_Action item_
Going through the entries below, copy out each line that contains "have".

_Source information_
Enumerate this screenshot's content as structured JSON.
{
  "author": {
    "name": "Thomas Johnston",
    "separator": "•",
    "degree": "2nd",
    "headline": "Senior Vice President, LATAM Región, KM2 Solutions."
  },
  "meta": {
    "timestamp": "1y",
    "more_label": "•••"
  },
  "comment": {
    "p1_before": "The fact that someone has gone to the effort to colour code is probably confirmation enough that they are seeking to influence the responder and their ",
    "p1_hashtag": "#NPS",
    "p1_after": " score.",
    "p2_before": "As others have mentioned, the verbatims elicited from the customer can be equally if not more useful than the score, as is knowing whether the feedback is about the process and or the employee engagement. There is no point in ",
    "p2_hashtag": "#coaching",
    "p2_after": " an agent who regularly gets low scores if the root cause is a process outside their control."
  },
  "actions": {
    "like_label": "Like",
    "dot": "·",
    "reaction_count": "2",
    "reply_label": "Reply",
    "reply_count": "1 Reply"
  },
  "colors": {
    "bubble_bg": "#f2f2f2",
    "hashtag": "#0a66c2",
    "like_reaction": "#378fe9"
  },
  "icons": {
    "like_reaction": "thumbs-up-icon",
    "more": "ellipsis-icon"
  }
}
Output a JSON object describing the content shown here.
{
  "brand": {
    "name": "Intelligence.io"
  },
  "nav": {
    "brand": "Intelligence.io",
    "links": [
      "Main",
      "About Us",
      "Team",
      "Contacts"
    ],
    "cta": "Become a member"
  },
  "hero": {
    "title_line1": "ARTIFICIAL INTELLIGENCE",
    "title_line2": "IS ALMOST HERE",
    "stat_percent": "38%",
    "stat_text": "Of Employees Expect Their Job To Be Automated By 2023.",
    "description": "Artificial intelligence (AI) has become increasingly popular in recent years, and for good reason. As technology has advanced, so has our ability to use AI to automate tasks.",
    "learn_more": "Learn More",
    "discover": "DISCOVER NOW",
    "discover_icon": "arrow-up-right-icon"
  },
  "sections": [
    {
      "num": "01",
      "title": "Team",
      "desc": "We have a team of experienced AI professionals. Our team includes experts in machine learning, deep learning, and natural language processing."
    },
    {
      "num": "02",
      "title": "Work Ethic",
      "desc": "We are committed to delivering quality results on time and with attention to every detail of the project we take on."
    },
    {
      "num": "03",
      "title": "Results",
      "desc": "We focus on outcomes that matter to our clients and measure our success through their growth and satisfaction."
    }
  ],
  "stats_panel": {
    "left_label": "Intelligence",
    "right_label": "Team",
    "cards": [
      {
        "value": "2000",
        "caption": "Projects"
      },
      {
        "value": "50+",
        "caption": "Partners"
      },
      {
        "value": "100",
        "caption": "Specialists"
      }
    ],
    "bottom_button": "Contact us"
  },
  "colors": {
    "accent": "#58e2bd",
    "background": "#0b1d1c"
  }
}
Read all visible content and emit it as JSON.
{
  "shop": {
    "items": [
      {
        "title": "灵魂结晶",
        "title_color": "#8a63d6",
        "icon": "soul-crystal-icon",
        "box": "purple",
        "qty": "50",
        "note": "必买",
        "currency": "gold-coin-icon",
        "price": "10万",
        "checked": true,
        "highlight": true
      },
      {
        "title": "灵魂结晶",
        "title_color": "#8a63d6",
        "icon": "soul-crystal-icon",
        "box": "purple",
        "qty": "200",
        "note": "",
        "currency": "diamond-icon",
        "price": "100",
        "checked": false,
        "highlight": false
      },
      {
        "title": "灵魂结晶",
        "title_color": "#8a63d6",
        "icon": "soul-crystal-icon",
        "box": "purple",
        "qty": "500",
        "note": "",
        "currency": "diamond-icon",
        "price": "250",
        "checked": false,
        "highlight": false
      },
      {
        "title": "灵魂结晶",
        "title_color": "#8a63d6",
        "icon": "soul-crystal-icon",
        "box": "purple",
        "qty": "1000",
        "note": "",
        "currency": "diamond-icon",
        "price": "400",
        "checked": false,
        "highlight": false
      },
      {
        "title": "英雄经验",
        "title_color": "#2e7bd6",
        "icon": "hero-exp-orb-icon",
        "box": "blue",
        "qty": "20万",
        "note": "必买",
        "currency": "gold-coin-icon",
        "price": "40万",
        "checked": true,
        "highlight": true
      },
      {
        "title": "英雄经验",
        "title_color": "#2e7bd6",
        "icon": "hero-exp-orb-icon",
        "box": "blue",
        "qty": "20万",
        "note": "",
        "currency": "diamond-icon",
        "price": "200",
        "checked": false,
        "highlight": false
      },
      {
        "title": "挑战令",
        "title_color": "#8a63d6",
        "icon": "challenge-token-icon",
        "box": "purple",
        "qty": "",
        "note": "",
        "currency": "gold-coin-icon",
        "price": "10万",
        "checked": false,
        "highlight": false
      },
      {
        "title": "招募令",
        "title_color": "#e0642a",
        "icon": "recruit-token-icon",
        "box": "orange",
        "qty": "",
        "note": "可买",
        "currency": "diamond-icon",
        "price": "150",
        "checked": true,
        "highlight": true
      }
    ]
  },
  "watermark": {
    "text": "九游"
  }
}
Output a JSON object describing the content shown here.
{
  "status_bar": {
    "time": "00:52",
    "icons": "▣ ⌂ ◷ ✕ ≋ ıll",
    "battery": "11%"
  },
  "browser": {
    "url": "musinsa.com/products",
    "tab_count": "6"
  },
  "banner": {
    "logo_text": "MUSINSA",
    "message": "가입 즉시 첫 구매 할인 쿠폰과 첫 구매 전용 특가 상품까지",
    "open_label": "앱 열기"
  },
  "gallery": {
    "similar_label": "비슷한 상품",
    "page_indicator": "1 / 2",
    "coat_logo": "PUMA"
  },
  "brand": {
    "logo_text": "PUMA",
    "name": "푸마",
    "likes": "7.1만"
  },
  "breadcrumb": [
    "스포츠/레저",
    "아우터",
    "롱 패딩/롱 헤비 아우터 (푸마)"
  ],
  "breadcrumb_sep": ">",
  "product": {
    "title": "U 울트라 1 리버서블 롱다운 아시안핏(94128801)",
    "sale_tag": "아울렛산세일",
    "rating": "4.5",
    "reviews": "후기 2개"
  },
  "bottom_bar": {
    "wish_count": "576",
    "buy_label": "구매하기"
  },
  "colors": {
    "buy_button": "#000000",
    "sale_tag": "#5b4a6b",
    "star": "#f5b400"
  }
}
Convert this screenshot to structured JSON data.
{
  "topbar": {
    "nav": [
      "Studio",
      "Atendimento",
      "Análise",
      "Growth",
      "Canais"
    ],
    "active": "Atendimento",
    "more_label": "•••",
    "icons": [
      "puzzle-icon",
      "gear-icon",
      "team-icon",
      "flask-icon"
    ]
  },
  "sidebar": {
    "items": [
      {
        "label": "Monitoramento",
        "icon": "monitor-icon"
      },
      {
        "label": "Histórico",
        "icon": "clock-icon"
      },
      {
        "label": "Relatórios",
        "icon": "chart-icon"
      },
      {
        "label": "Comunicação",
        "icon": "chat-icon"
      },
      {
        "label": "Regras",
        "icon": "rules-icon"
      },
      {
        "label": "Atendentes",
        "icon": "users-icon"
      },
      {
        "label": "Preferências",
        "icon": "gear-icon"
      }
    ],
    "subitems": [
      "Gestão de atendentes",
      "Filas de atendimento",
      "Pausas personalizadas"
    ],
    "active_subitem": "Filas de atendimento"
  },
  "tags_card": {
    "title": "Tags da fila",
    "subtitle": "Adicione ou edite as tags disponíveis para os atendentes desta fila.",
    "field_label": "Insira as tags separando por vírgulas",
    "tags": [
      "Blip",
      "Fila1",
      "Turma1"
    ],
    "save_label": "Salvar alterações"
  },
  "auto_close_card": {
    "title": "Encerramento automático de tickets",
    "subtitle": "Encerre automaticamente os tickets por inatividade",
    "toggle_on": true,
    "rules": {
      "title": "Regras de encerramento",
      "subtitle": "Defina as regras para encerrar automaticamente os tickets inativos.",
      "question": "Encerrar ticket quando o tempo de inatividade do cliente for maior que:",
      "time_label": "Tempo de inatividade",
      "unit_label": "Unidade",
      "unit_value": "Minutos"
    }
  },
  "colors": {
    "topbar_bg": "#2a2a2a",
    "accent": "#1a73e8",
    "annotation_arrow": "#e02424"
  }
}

_Result of this task_
    "p2_before": "As others have mentioned, the verbatims elicited from the customer can be equally if not more useful than the score, as is knowing whether the feedback is about the process and or the employee engagement. There is no point in ",
      "desc": "We have a team of experienced AI professionals. Our team includes experts in machine learning, deep learning, and natural language processing."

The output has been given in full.